economics professor Michael Marlow of California Polytechnic State
University, in the spring issue of the Journal of American Physicians
People already understand that sugary beverages contribute to weight
gain, and they can figure out how to get around the ban. Or they might,
for example, substitute beer or milkshakes, Marlow suggests.
Soda taxes are also being used, ostensibly to fight obesity. An
attention-grabbing study recently made the claim that a
one-penny-per-ounce tax on sugared beverages could avoid 26,000
premature deaths over 10 years, raise $13 billion in tax revenue, and
avoid $17 billion in medical costs. But rigorous economic research,

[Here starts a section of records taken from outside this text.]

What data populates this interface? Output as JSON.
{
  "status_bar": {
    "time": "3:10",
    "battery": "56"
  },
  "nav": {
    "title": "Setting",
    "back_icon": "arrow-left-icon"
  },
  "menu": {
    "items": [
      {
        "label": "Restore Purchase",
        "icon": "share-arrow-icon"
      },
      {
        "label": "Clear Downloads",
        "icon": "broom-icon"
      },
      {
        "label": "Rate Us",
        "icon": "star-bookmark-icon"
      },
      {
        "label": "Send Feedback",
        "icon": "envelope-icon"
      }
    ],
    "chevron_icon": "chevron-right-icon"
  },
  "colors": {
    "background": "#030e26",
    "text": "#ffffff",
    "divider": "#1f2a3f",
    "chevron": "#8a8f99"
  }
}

according to Marlow, shows that raising the tax to the equivalent of
tobacco taxes would only decrease average body mass index by 0.16. (A
BMI of 30 is defined as obese.) Some officials admit that the real
purpose is simply to bring in tax revenue.
Marlow states that the usual procedure is to identify a public health
problem; fund only those studies that show a proposed intervention to
be effective; ignore studies showing that it isn’t; and attribute
program ineffectiveness to “underfunding.”
If a measure fails to achieve its stated goal, Marlow writes that the
likely response is to seek ever more aggressive laws to correct
citizens’ mistakes in eating and drinking.
Attempts to replace individual motivation and responsibility with
government intervention will, in Marlow’s view, cause public health to
suffer as funds are wasted on programs that offer no real solution.
The Journal is an official publication of the Association of American
Physicians and Surgeons (AAPS), a national organization representing
physicians in all specialties, which was founded in 1943.